If the devil walked the Earth today, he'd probably be a televangelist
The Bobby Throne Saves the World booth at PAX East is adorned with free coins and pamphlets, all necessary marketing materials to help spread Bobby's important message. A boy who has approached the booth stands a less than a foot away from a large television. He's looking at Bobby, who is in the midst of preaching to his congregation. What makes Bobby different than most televangelists is that he can interact both with his live audience, and the people watching him on TV from the comfort of their own home, with the same level of intimacy. He's also a character in a virtual reality game, but we'll get to that later.
The boy, staring at Bobby and his flock on the other side of the screen, asks "Are you gay?" Bobby, not missing a beat, responds "It doesn't even matter. What matters is the Coin, and the answers it can reveal. I may be on this side of the Coin now, and you little brother may be on the other side, but remember, it's a thin wall that divides us. Through my teachings, you may someday harness the power of the Coin, flip it and reverse it. Take solace in that, my son." The boy laughs.
From where I stand, it's hard to tell who has the upper hand here, and which one is having more fun, the kid who thinks he's screwing with a virtual televangelist, or the virtual televangelist who just may have found new follower.
Bobby Throne Saves the World is a virtual reality game where you play as Bobby Throne, the leader of Bobby Throne Ministries. Playing the game is like putting on a digital puppet show. You control what Bobby says and how he moves in real time, as you view your virtual audience, and the real life audience watching you over webcam, all in first person. The goal is to gain more followers, though right now, the path to making that happen isn't 100% clear. What we do know is that the game will involve both traditional gameplay and a new kind of live audience participation that will blur the line between performance and game design.
I've long been of the opinion that most games and organized religions use similar techniques to capture people's investment. Both offer the faithful a set of rules to follow, mythologies to fit themselves into, and the promise of power and glory for following the rules properly, and maybe most importantly, big rewards for keeping the faith.

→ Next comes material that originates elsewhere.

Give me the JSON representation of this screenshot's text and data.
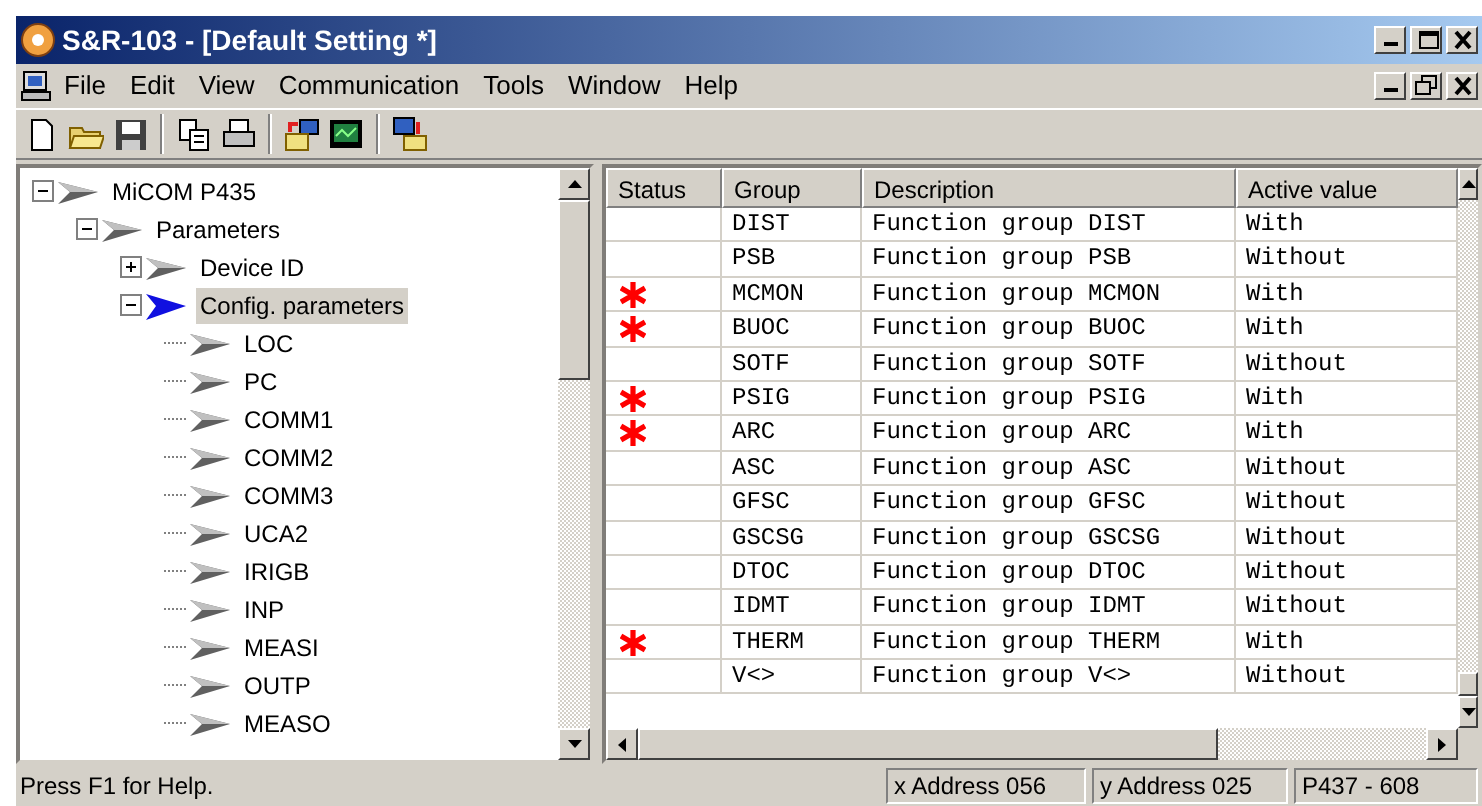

A good game developer can make you feel real feelings about unreal things happening in another reality. A good religious leader can do the same thing. Those real feelings can lead to real beliefs, and eventually, real actions. More often than not, those actions eventually involve giving the game developer or religious leader in question a lot of money. There's nothing like brand loyalty and the promise of happiness on "the other side" to get people to open their wallets.
How much Bobby Throne Saves the World will explore these ideas, and where it will draw the line between irony and sincerity, all remain to be seen. If the goal here is to draw comedic parallels between gaming, religious edutainment, Lets Play personalities, and the art of the deal, Bobby Throne's developers won't be want for material to pull from. With all the various cultivated identities and related cult-like behaviors bouncing around on the internet today, it's already easy to feel like you're in the midst of a larger scheme, where the the the roles of entertainer and a puppet master are just two sides of the same coin.